## Assignment
Below are records to be repeated in full. Give them exactly.

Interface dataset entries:
**********

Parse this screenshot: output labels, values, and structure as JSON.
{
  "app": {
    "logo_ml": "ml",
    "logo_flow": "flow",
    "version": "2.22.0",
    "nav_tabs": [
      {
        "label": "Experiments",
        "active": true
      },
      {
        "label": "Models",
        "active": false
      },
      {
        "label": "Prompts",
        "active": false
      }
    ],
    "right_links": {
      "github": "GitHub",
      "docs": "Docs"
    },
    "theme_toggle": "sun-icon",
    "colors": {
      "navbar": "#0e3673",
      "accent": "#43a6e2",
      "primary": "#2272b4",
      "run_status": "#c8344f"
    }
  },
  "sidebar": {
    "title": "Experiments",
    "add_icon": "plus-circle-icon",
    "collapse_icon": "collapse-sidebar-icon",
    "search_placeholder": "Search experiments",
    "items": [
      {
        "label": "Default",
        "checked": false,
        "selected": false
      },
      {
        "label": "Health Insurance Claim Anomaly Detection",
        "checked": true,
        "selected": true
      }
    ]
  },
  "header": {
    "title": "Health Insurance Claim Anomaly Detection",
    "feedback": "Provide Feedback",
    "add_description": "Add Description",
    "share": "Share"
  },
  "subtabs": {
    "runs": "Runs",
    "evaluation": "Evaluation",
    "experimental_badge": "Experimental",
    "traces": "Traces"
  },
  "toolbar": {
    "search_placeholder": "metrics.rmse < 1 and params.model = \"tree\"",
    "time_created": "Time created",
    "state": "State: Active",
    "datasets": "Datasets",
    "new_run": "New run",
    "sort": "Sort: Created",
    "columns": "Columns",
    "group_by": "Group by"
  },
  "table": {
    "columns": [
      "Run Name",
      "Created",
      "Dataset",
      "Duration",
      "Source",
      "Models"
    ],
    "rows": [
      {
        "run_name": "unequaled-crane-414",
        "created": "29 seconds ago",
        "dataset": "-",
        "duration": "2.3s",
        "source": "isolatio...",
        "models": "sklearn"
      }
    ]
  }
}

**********

## Answer for this exercise
Parse this screenshot: output labels, values, and structure as JSON.
{
  "app": {
    "logo_ml": "ml",
    "logo_flow": "flow",
    "version": "2.22.0",
    "nav_tabs": [
      {
        "label": "Experiments",
        "active": true
      },
      {
        "label": "Models",
        "active": false
      },
      {
        "label": "Prompts",
        "active": false
      }
    ],
    "right_links": {
      "github": "GitHub",
      "docs": "Docs"
    },
    "theme_toggle": "sun-icon",
    "colors": {
      "navbar": "#0e3673",
      "accent": "#43a6e2",
      "primary": "#2272b4",
      "run_status": "#c8344f"
    }
  },
  "sidebar": {
    "title": "Experiments",
    "add_icon": "plus-circle-icon",
    "collapse_icon": "collapse-sidebar-icon",
    "search_placeholder": "Search experiments",
    "items": [
      {
        "label": "Default",
        "checked": false,
        "selected": false
      },
      {
        "label": "Health Insurance Claim Anomaly Detection",
        "checked": true,
        "selected": true
      }
    ]
  },
  "header": {
    "title": "Health Insurance Claim Anomaly Detection",
    "feedback": "Provide Feedback",
    "add_description": "Add Description",
    "share": "Share"
  },
  "subtabs": {
    "runs": "Runs",
    "evaluation": "Evaluation",
    "experimental_badge": "Experimental",
    "traces": "Traces"
  },
  "toolbar": {
    "search_placeholder": "metrics.rmse < 1 and params.model = \"tree\"",
    "time_created": "Time created",
    "state": "State: Active",
    "datasets": "Datasets",
    "new_run": "New run",
    "sort": "Sort: Created",
    "columns": "Columns",
    "group_by": "Group by"
  },
  "table": {
    "columns": [
      "Run Name",
      "Created",
      "Dataset",
      "Duration",
      "Source",
      "Models"
    ],
    "rows": [
      {
        "run_name": "unequaled-crane-414",
        "created": "29 seconds ago",
        "dataset": "-",
        "duration": "2.3s",
        "source": "isolatio...",
        "models": "sklearn"
      }
    ]
  }
}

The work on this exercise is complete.